Stories by Jesse Sutton

  • Hewlett-Packard Pavilion M9190a

    With a strong focus on family use, entertainment and media management, the HP Pavilion M9190a is a good choice for homes with plenty of digital media. The combination of its Blu-ray/HD-DVD player with LightScribe DVD functionality, 15-in-1 media card reader, TV-tuner and its easy to use Media Drives make this PC very handy to have for the media-oriented household.

  • Lenovo ThinkPad X300

    Named after a Japanese sword, the "Kodachi", Lenovo's new ThinkPad X300 is indeed both slim and sharp, and offers some of the latest in notebook technology with one of the smallest chassis available on the market. It's not fair to call it a competitor for the MacBook Air, but the X300 is a very attractive alternative if you're more concerned with function than you are with style.

  • MSI GeForce 8800 GTS 512MB (NX8800GTS-T2D512E-OC)

    Despite its poorly chosen name (more on that later), the MSI GeForce 8800 GTS 512MB is a very nice card that will suit gamers looking for an affordable interim card with some punch. On this iteration of the 8800 GTS 512MB, the NX8800GTS-T2D512E-OC, MSI has chosen to overclock the core and shader frequencies for a little extra kick.

  • Acer Veriton L460

    Acer's tiny Veriton L460 business PC is one of the best options for businesses with cramped working environments, or those looking for a PC with lower power consumption and will run quietly, too.

  • Pioneer DreamBook Tough S15

    Ruggedised notebooks were once the domain of just a handful of specialised manufacturers, but recently they've become more popular. Today it's not uncommon for long-time manufacturers of business and consumer-style notebooks to produce toughened notebook models, as well as other devices and peripherals.
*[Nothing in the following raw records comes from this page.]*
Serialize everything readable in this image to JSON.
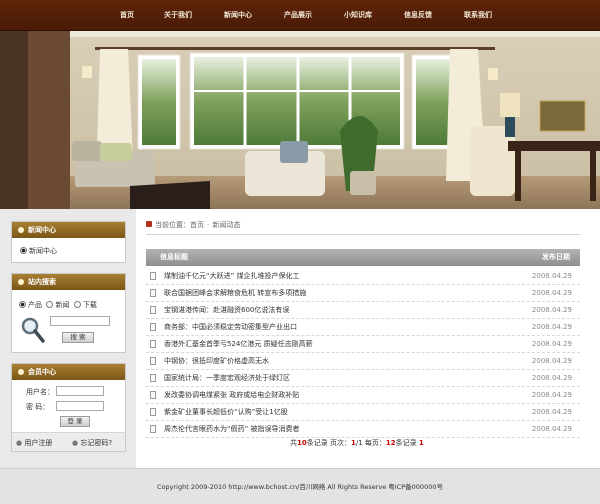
{
  "nav": [
    "首页",
    "关于我们",
    "新闻中心",
    "产品展示",
    "小知识库",
    "信息反馈",
    "联系我们"
  ],
  "sidebar": {
    "news": {
      "title": "新闻中心",
      "item": "新闻中心"
    },
    "search": {
      "title": "站内搜索",
      "options": [
        "产品",
        "新闻",
        "下载"
      ],
      "selected": "产品",
      "button": "搜 索"
    },
    "member": {
      "title": "会员中心",
      "username_label": "用户名：",
      "password_label": "密  码：",
      "login_button": "登 录",
      "register_link": "用户注册",
      "forgot_link": "忘记密码?"
    }
  },
  "breadcrumb": {
    "prefix": "当前位置：",
    "home": "首页",
    "sep": "-",
    "current": "新闻动态"
  },
  "table": {
    "col_title": "信息标题",
    "col_date": "发布日期",
    "rows": [
      {
        "title": "煤制油千亿元“大跃进” 煤企扎堆投产保化工",
        "date": "2008.04.29"
      },
      {
        "title": "联合国据团峰会求解粮食危机 转宣布多项措施",
        "date": "2008.04.29"
      },
      {
        "title": "宝钢湛港传闻：赴湛融资600亿说法有误",
        "date": "2008.04.29"
      },
      {
        "title": "商务部：中国必须稳定劳动密集型产业出口",
        "date": "2008.04.29"
      },
      {
        "title": "香港外汇基金首季亏524亿港元 质疑任志刚高薪",
        "date": "2008.04.29"
      },
      {
        "title": "中钢协：很抵印度矿价格虚高无水",
        "date": "2008.04.29"
      },
      {
        "title": "国家统计局：一季度宏观经济处于绿灯区",
        "date": "2008.04.29"
      },
      {
        "title": "发改委协调电煤紧张 政府或给电企财政补贴",
        "date": "2008.04.29"
      },
      {
        "title": "紫金矿业董事长超低价“认购”受让1亿股",
        "date": "2008.04.29"
      },
      {
        "title": "周杰伦代言眼药水为“假药” 被指误导消费者",
        "date": "2008.04.29"
      }
    ]
  },
  "pager": {
    "t1": "共",
    "total": "10",
    "t2": "条记录  页次：",
    "page": "1",
    "slash": "/",
    "pages": "1",
    "t3": "  每页：",
    "per": "12",
    "t4": "条记录   ",
    "current": "1"
  },
  "footer": "Copyright 2009-2010 http://www.bchost.cn/百川网络 All Rights Reserve 粤ICP备000000号",
  "colors": {
    "nav": "#4a1b06",
    "box_header": "#8f6722",
    "table_header": "#a0a0a0",
    "pager_red": "#d10000"
  }
}
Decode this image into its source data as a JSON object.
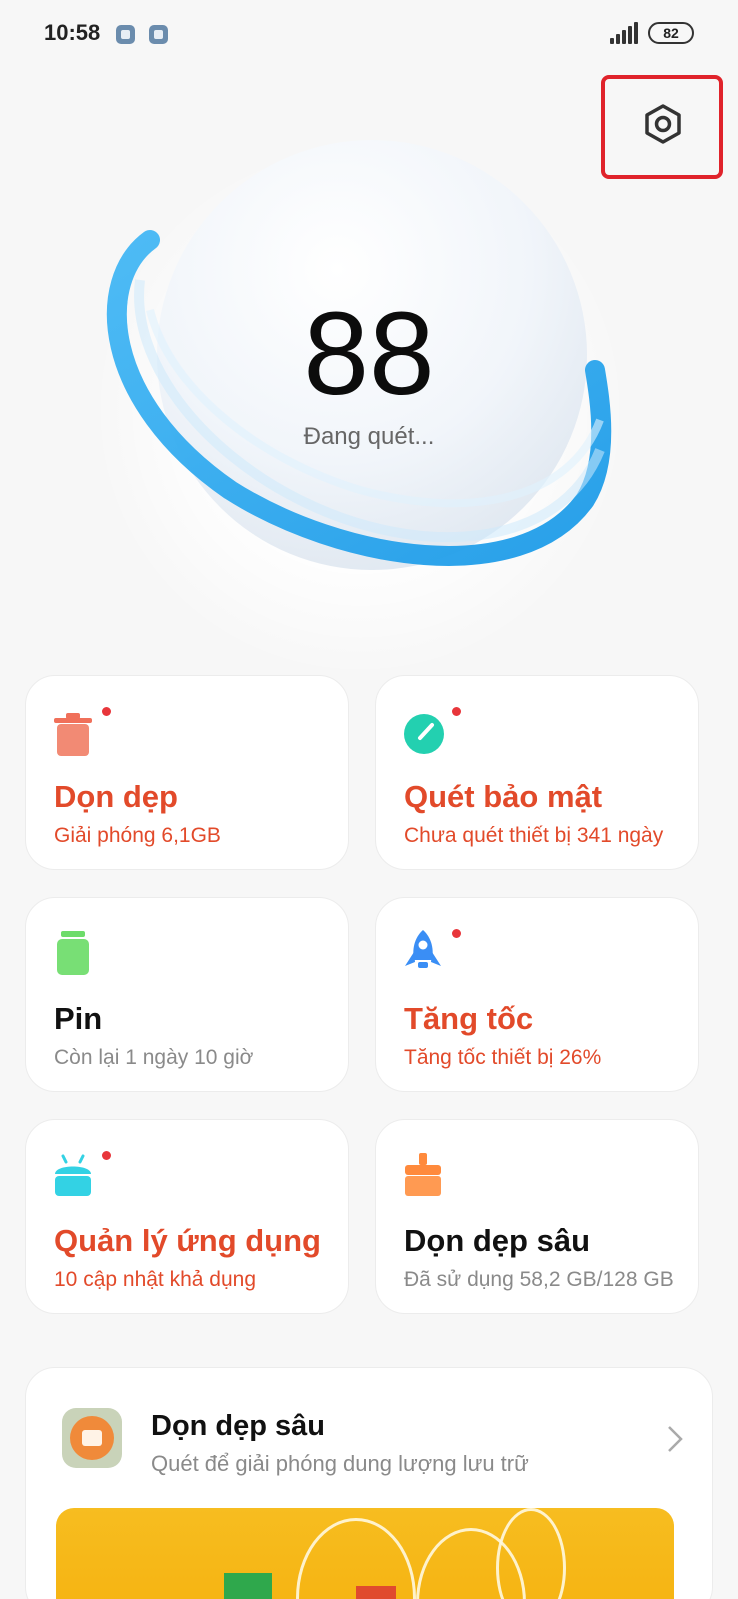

  • Fujitsu LifeBook P8010

    Fujitsu has released yet another ultraportable business notebook, this time it's the LifeBook P8010, a small, stylish ultraportable weighing just 1.35kg. Although it launched together with the tiny Fujitsu LifeBook U1010 (see the video review here), it's a slightly larger product that competes with notebooks like the Toshiba Portege R500 and to a lesser extent the MacBook Air.

  • Sony VAIO VGC-LM18G

    Design and hardware-wise the Sony VAIO VGC-M18G is a stone's throw from the Sony VAIO VGO-LA38G, but there are a few significant differences. Although it aims to be a desktop PC, the VAIO LM18G hints at its notebooks roots, making for a stylish and functional PC with a unique form-factor named the "Panel PC".

  • Extra connectivity a plus

    The Lenovo ThinkCentre M57 (6072-ADM) uses Lenovo's standard form factor chassis, and dons the tried and tested black and red colour scheme. It isn't a great performer, but it does offer some extra connectivity, such as e-SATA, making it a good choice for users with large local backup needs.

  • Maxtor OneTouch 4 Mini (160GB)

    Maxtor's OneTouch 4 Mini is a simple device that's made quite useful with some basic but helpful software. This small, dare we say, funky looking portable hard drive is a great option and a must have for regular users of multiple PCs or those wishing to share their data wealth with friends and colleagues. The OneTouch name comes from a single button on the enclosure, which instantly performs a task you've allocated, such as a backup or synchronisation, but more on that later.

  • Elite PC offers media combination

    The HP Pavilion Elite m9090a PC is the second PC we've tested that includes a combination HD-DVD and Blu-ray drive, allowing users to play movies from either format.

  • Lenovo ThinkCentre A61e

    Lenovo's A61e is not only the smallest form factor we've seen from the ThinkCentre range, but it's also the greenest product available from Lenovo. Built on AMD's 45Watt Athlon 64 X2 BE 2350 CPU, the Lenovo A61e is designed for low power and noise. Although we are unable to determine how energy efficient it really is, it is certainly quiet and takes up very little working space on the desk.

  • Belkin Network USB Hub

    USB hubs are not exactly life changing technology. Their sole aim, generally, is to create more USB ports, and that's about it. However, Belkin has managed to take an otherwise plain and simple product and make it more interesting and useful. Surely when you gaze up at the bland, piano black image you balk at the idea that this product can be useful, but pay attention.